Please state how many lines of the records below contain the word "with". Give the number and nothing else.

*Data section*:
========================================

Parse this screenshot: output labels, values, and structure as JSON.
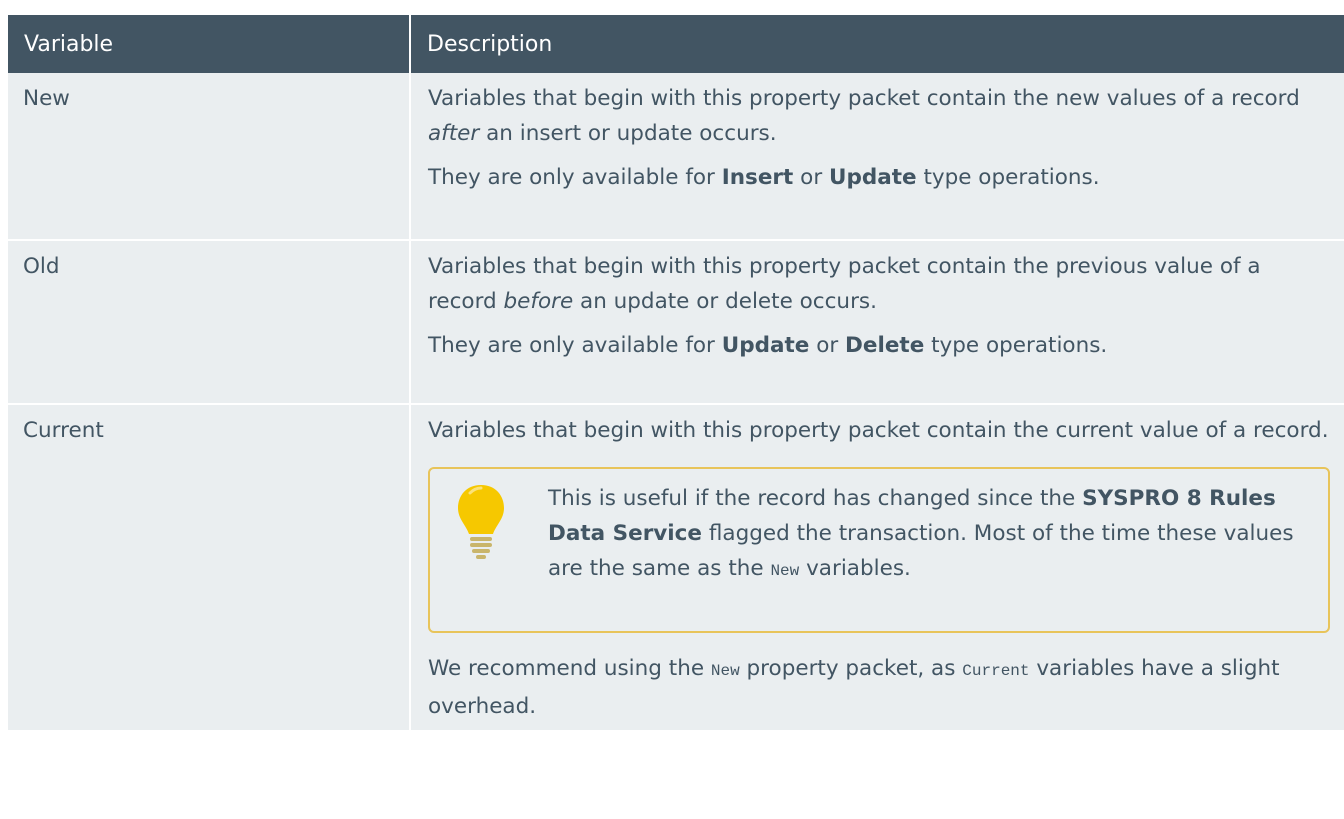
{
  "table": {
    "headers": [
      "Variable",
      "Description"
    ],
    "rows": [
      {
        "variable": "New",
        "p1": {
          "pre": "Variables that begin with this property packet contain the new values of a record ",
          "em": "after",
          "post": " an insert or update occurs."
        },
        "p2": {
          "pre": "They are only available for ",
          "b1": "Insert",
          "mid": " or ",
          "b2": "Update",
          "post": " type operations."
        }
      },
      {
        "variable": "Old",
        "p1": {
          "pre": "Variables that begin with this property packet contain the previous value of a record ",
          "em": "before",
          "post": " an update or delete occurs."
        },
        "p2": {
          "pre": "They are only available for ",
          "b1": "Update",
          "mid": " or ",
          "b2": "Delete",
          "post": " type operations."
        }
      },
      {
        "variable": "Current",
        "p1": "Variables that begin with this property packet contain the current value of a record.",
        "note": {
          "icon": "lightbulb-icon",
          "pre": "This is useful if the record has changed since the ",
          "bold": "SYSPRO 8 Rules Data Service",
          "mid": " flagged the transaction. Most of the time these values are the same as the ",
          "code": "New",
          "post": " variables."
        },
        "p3": {
          "pre": "We recommend using the ",
          "code1": "New",
          "mid": " property packet, as ",
          "code2": "Current",
          "post": " variables have a slight overhead."
        }
      }
    ]
  },
  "colors": {
    "header_bg": "#425563",
    "header_text": "#ffffff",
    "row_bg": "#eaeef0",
    "body_text": "#425563",
    "note_border": "#e8c45a",
    "bulb_yellow": "#f6c800"
  }
}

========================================

*Output of the exercise*: 3